Runners go through Providence almost all the way to Pawtucket, where they make the turn and then head back to where they came from. As a result, the beginning and end of the race sees runners alongside the Providence Harbor.
Run on the stunning Kiawah Island, located 25 miles southwest of Charleston, this is about as stunning as a race can get. There are plenty of turns, but when each one offers a new view more spectacular than the last, it more than makes up for it.
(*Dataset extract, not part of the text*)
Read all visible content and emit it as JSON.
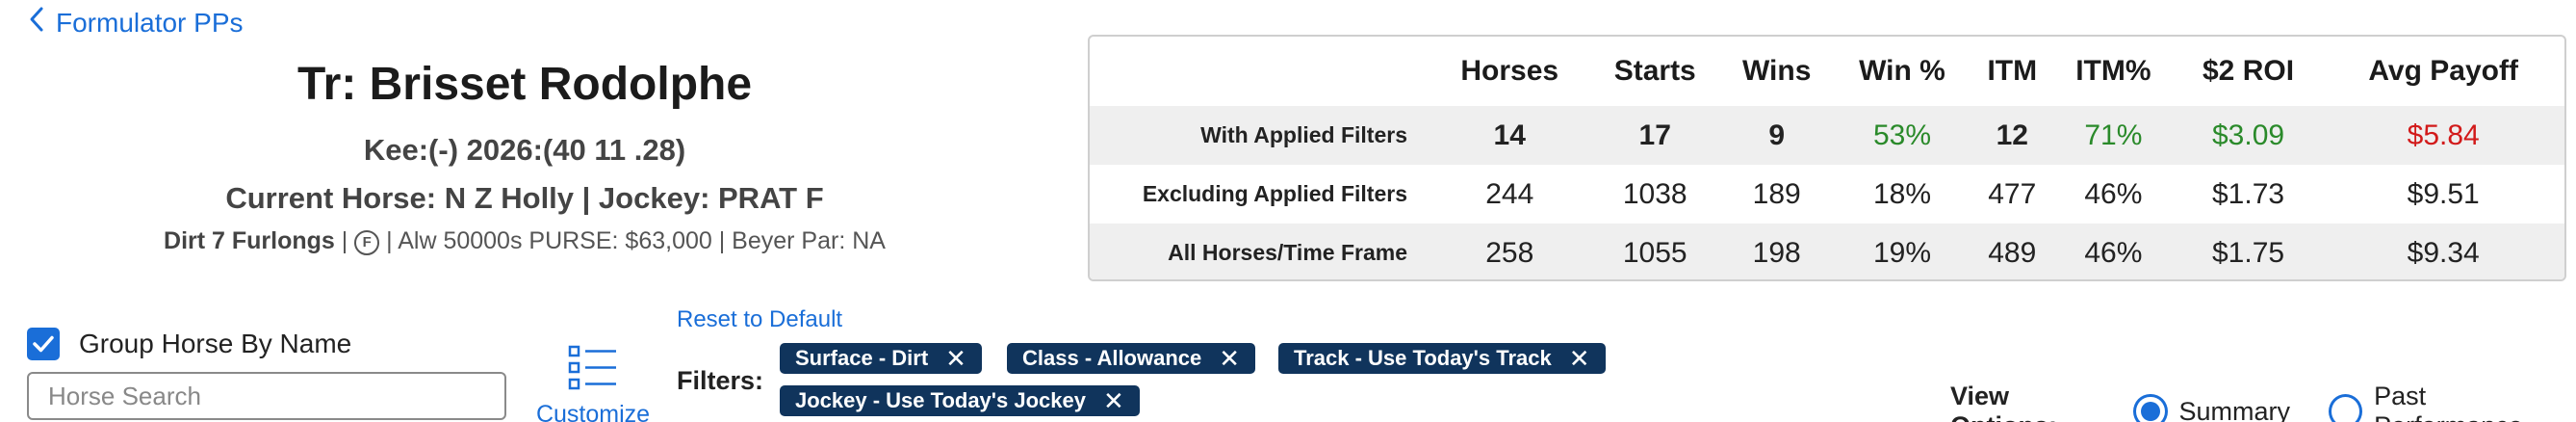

Taking in South Dakota’s Black Hills, runners get to see the Crazy Horse Memorial, a more than 500-foot monument dedicated to the Oglala Lakota warrior carved from a mountain. The course is point to point, following a mostly gentle downhill slope, and is open to, walkers, runners, cyclists, hikers and even horseback riders.
Quirky, different, insane – call it what you want, it’s one of the most unique (and toughest) races in the world. Where else are race points marked by pages in a book? Or makes you run underneath a prison? Or selects a competitor they know will be the first to give up? The Netflix documentary is a must-see.
Held on the Seabrook nature trails, surrounded by fresh and salt marsh and the coastline of the Galveston Bay, there is an abundance of wildlife to see, particularly birds. This event has become well known for its enthusiastic volunteers, brilliant bag of swag and awesome post-race party.
Not for the faint-hearted, this is run across very difficult terrain – think deep, soft sand, rocks, water and various other obstacles along the way. Large parts of the course are on very narrow trails, with huge drops immediately to the side. A true test of endurance, don’t attempt this one if you’re scared of heights.
The Covered Bridges Half Marathon was set up by a group of community members to create a half marathon along some of the best running routes around Woodstock, Vermont. The race, of course, takes in the unique four covered bridges along the way, two of which the runners pass through.
Made up of 30,000 entrants, there is something for everyone. Crazy costumes, music and serious running. As well as a whole heap of entertainment, there is a huge number of spectators cheering throughout the route. A brilliant race for casual runners just starting to up their distance.
After race director Krissy Moehl inherited the role almost by accident, she’s grown this beautiful ultra into a brilliant part of the local community, turning it from small race to a local event to celebrate. It has 30km of climbing sandwiched between two smooth 10km stages.
Promoting health living, this event includes marathon, half marathon, 10K, 5K and junior fun run. The marathon is a point to point course and the last fifth of the race, thankfully, is predominantly downhill.
Starting off at the Barlow Planetarium at the University of Wisconsin-Fox Valley, the course goes through six Fox Cities communities before finishing at scenic Riverside Park near downtown Neenah. Another Boston Marathon qualifier (if running the full marathon) and USATF certified course.
Incredibly scenic, the Jackson Hole Marathon is organized by a small group with the intention of showcasing Wyoming’s fantastic natural beauty. Run on paved roadways and pathways, the race is at serious altitude, so perhaps get there a few days early to acclimate yourself. Popular with seasoned runners, the views are spectacular.